On Amusing Ourselves to Death: Public Discourse in the Age of Show Business (1985), featuring Mark, Seth, Dylan, Wes, and guest Brian Hirt, the co-host of Pretty Much Pop with degrees in linguistics and science education.
Sponsors: Save 20% on an annual membership of at TheGreatCoursesPlus.com/PEL. See headspace.com/PEL for a free month’s access to a library of guided meditations. Learn about St. John’s College summer programs at SJC.edu/summer2021. Get a loan to lower your monthly payments at Upstart.com/PEL.
How does the form in which we receive media affect how we think? Postman tweaks Marshall McLuhan’s famous slogan “the medium is the message” to say “the medium is the metaphor.” This means that how we experience information gives us an image of how the world is. If we primarily interact with the world by talking to people face to face, then the world seems very small, and the kinds of things that are important are those that are amenable to being expressed that way. Aristotle’s Rhetoric concerns the forms of arguments that are likely to convince a crowd, and Plato in the Phaedrus was concerned that the advent of writing would ruin authentic communication and cause people to let their memorization skills deteriorate.
With writing, and moreso with the advent of the printing press, on Postman’s account people’s attention spans got longer, and they were used to being able to follow lengthy chains of reasoning. Descartes reminded us in his Rules for Direction of the Mind that this understanding can be illusory: that we only really understand a lengthy chain if we can hold each link of it in turn in our minds and see clearly how they all fit together. Still, the metaphor that writing conveys is that the world is a reasonable place, that its truths can be conveyed impersonally via something objective like a book, and that to apprehend these truths, we have to stop and study. Also, due to the effort it takes to print a book, the presumption is that the written word is authoritative; this is not just some random joe writing on the Internet.
With the advent of the telegraph, it’s as if the vast distances of the world shrink. Because its messages are so short, they’re devoid of context. When they’re reported as “news,” there’s probably very little in the way of useful actions we can take on receiving them. A newspaper then becomes a disposable collection of out-of-context, useless bits of information, and yet this is something that serious people are supposed to read and take seriously.
When television is invented, things get worse: Television (like radio) also presents information without context, as we need to be able to understand at any time we may turn it on. But television adds images, and the commercial forces that require that people keep watching mean that these images must be as attractive as possible and that the image and sound experience must be as entertaining as possible. While advertising in early newspapers was aimed at providing information about available services, it becomes empty sloganeering, and politics follows suit, becoming reduced to sound bites.
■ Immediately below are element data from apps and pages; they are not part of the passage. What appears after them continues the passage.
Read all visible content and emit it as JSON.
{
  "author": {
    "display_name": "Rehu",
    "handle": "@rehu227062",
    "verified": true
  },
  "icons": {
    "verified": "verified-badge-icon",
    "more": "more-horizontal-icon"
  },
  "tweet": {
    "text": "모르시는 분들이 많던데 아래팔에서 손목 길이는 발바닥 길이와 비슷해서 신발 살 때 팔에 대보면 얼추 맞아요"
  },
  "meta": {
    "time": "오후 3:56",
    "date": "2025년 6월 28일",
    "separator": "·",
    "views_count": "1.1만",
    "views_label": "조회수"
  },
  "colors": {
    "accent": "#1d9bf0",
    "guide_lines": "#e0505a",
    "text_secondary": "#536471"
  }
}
TV news lurches from one disconnected fact to another with the same cheery demeanor reducing everything to meaninglessness. Everything shifts to a narrative and/or musical presentation to be more entertaining; we expect an quick emotional hook and get bored by anything else.
Postman claimed that this has had terrible effects on our attention spans, our ability to reason and make sound decisions, to understand (or even feel) anything requiring depth, and to learn. As primarily an educator and theorist about education, he thought that while, per Dewey, yes, of course we learn better when we have some practical engagement with a subject and aren’t just being handed dry subject matter, but TV’s prevalence in the culture has created the expectation that learning must be entertainment. Like Allan Bloom, Postman complained about students today being ruined by modern culture, unequipped for the reflective engagement that a liberal education requires. TV is (using McLuhan’s term) a “hot” medium: It fills our senses, giving its passive spectators no chance to interact or even stop to think (at least not with complexity beyond Dora the Explorer). If TV provides us with a metaphor (or a “myth” per Barthes) for the way we expect the world to work, then we become passive spectators in our lives, ripe for fascism and other nasty things. Postman claimed that this is the blueprint for dystopia a la Brave New World.
This can be considered another entry in our ongoing social construction series, providing a concrete example of a way in which our social environment, and hence our minds, are allegedly constructed. (For a more concrete version of this hypothesis in linguistics, Brian mentions the Sapir-Whorf hypothesis.) What is Postman’s solution? Not giving up TV; it’s too late for that. The best we can do is, through education, foreground this process of construction so that we are not unwitting victims of it.
Since the book is from 1985, an obvious question is how the Internet fares as an advance over TV. Yes, it’s more interactive, and you can easily get context by digging deeper with more searching into a topic. However, it’s also geared even moreso to shorter attention spans and context-free information delivery, and given the ease of posting, the information we’re exposed to (especially on social media) can be of much lower quality than we’d get from books or even curated TV news. A prominent writer in this area is Nicholas Carr, and we looked at a widely read article he wrote for the Atlantic in 2008 called “Is Google Making Us Stupid.”